McNestry said she thinks doctors write prescriptions out of habit or because patients pressure them: “I think some doctors don’t know what else to do if they don’t prescribe because we’ve gotten so used to writing prescriptions.”
Colin Genders, an elderly Lower Mainland resident, is concerned about the new prescribing rules and wonders if patients with a legitimate need for such drugs are being negatively affected by rules meant to reduce drugs ending up on the black market.
“The rules completely ignore a great number of individuals who take these drugs sensibly, in full accordance with doctors’ instructions, people who will be deprived of drugs that alleviate their pain. They will suffer because a significant number of idiots are dying due to abuse of such drugs,” he said.
Genders wrote to the college about the new rules. Joy Bhimiji, manager of drug programs at the college, pointed out that annual deaths from illicit drug overdoses (nearly 400 in the first half of 2016) are now greater than victims killed in motor vehicle accidents (291 in 2014) in B.C.
The Safe Prescribing of Drugs with Potential for Misuse/Diversion standards and guidelines document is meant to protect patients.

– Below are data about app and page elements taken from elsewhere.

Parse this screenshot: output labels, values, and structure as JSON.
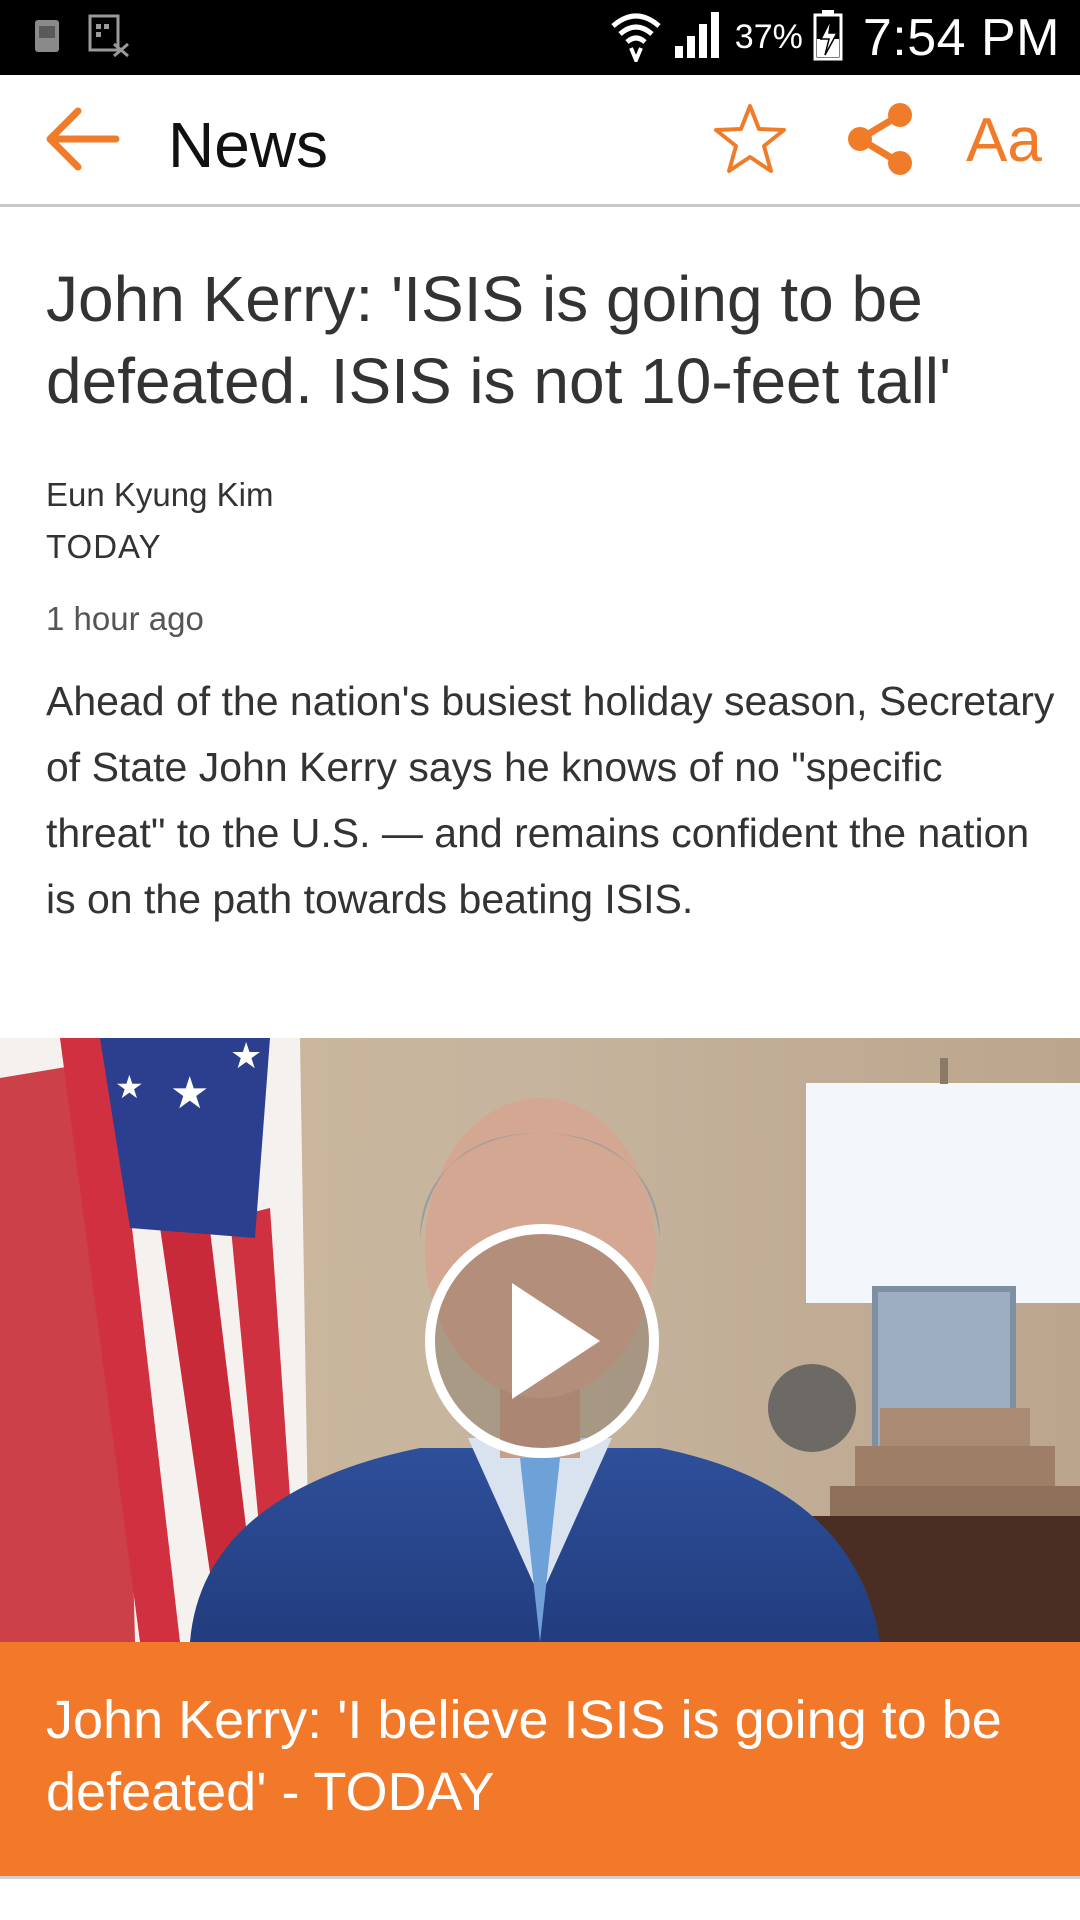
{
  "status_bar": {
    "battery_percent": "37%",
    "time": "7:54 PM",
    "icons": [
      "notification-phone-icon",
      "notification-blocked-icon",
      "wifi-icon",
      "signal-icon",
      "battery-charging-icon"
    ]
  },
  "app_bar": {
    "title": "News",
    "font_size_label": "Aa",
    "icons": [
      "back-arrow-icon",
      "star-icon",
      "share-icon"
    ]
  },
  "colors": {
    "accent": "#f07c2a",
    "caption_background": "#f2792a",
    "text": "#333333"
  },
  "article": {
    "headline": "John Kerry: 'ISIS is going to be defeated. ISIS is not 10-feet tall'",
    "author": "Eun Kyung Kim",
    "source": "TODAY",
    "time_ago": "1 hour ago",
    "summary": "Ahead of the nation's busiest holiday season, Secretary of State John Kerry says he knows of no \"specific threat\" to the U.S. — and remains confident the nation is on the path towards beating ISIS."
  },
  "video": {
    "caption": "John Kerry: 'I believe ISIS is going to be defeated' - TODAY",
    "icon": "play-icon"
  }
}
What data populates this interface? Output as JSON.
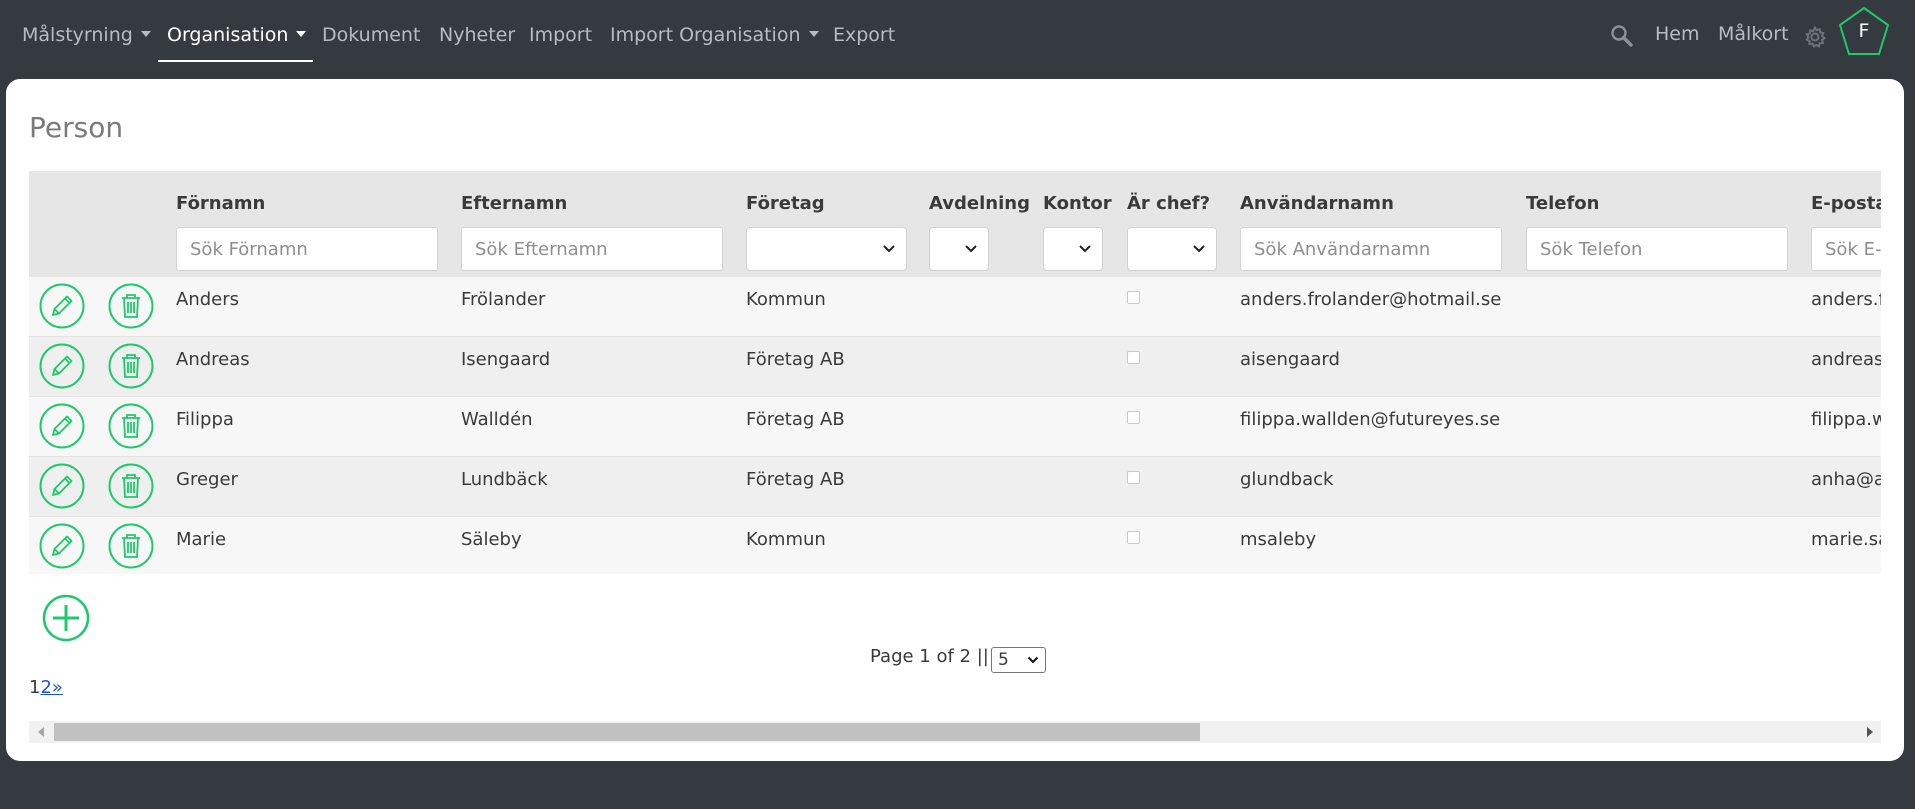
{
  "nav": {
    "items": [
      {
        "label": "Målstyrning",
        "dropdown": true
      },
      {
        "label": "Organisation",
        "dropdown": true,
        "active": true
      },
      {
        "label": "Dokument"
      },
      {
        "label": "Nyheter"
      },
      {
        "label": "Import"
      },
      {
        "label": "Import Organisation",
        "dropdown": true
      },
      {
        "label": "Export"
      }
    ],
    "right": {
      "search_icon": "search-icon",
      "home_label": "Hem",
      "scorecard_label": "Målkort",
      "settings_icon": "gear-icon",
      "avatar_initial": "F"
    }
  },
  "page": {
    "title": "Person"
  },
  "table": {
    "columns": [
      "Förnamn",
      "Efternamn",
      "Företag",
      "Avdelning",
      "Kontor",
      "Är chef?",
      "Användarnamn",
      "Telefon",
      "E-postad"
    ],
    "filters": {
      "firstname_placeholder": "Sök Förnamn",
      "lastname_placeholder": "Sök Efternamn",
      "username_placeholder": "Sök Användarnamn",
      "phone_placeholder": "Sök Telefon",
      "email_placeholder": "Sök E-"
    },
    "rows": [
      {
        "firstname": "Anders",
        "lastname": "Frölander",
        "company": "Kommun",
        "is_manager": false,
        "username": "anders.frolander@hotmail.se",
        "email": "anders.f"
      },
      {
        "firstname": "Andreas",
        "lastname": "Isengaard",
        "company": "Företag AB",
        "is_manager": false,
        "username": "aisengaard",
        "email": "andreas"
      },
      {
        "firstname": "Filippa",
        "lastname": "Walldén",
        "company": "Företag AB",
        "is_manager": false,
        "username": "filippa.wallden@futureyes.se",
        "email": "filippa.w"
      },
      {
        "firstname": "Greger",
        "lastname": "Lundbäck",
        "company": "Företag AB",
        "is_manager": false,
        "username": "glundback",
        "email": "anha@a"
      },
      {
        "firstname": "Marie",
        "lastname": "Säleby",
        "company": "Kommun",
        "is_manager": false,
        "username": "msaleby",
        "email": "marie.sa"
      }
    ]
  },
  "pagination": {
    "summary": "Page 1 of 2 ||",
    "page_size": "5",
    "current_page": "1",
    "next_page": "2",
    "next_arrow": "»"
  },
  "colors": {
    "accent": "#1ec96b",
    "navbar": "#343a40",
    "link": "#1a55d6"
  }
}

Doctors are being advised that:
• Long-term opiates are not indicated for medical conditions like headaches, fibromyalgia and low back pain.
• Risks of such drugs are greater in elderly patients because they often have concurrent medical conditions such as cognitive impairment, congestive heart failure, sleep apnea, lung or kidney disease.
• The college isn’t interfering with doctors’ treatment of specific patients, but wants to make sure they know that if they “choose to practice outside of the guidelines, careful documentation of the rationale should be included in the patient record.”
McNestry said the college will decide in September whether refinements to the standards are necessary.
In the meantime, the dangers and over-prescribing of opiates are so topical that on a daily basis, authorities are making pivotal announcements and publications are posting valuable insights. Here are some:
MedPageToday’s KevinMD.com: Prescribing Opioids is a Dilemma for Every Doctor
538.com: What Science Says to Do If Your Loved one Has an Opioid Addiction
Journal of the American Medical Association: BC Guidelines on Opioid Disorders Gets Recognition
Sun/Province Health Issues Reporter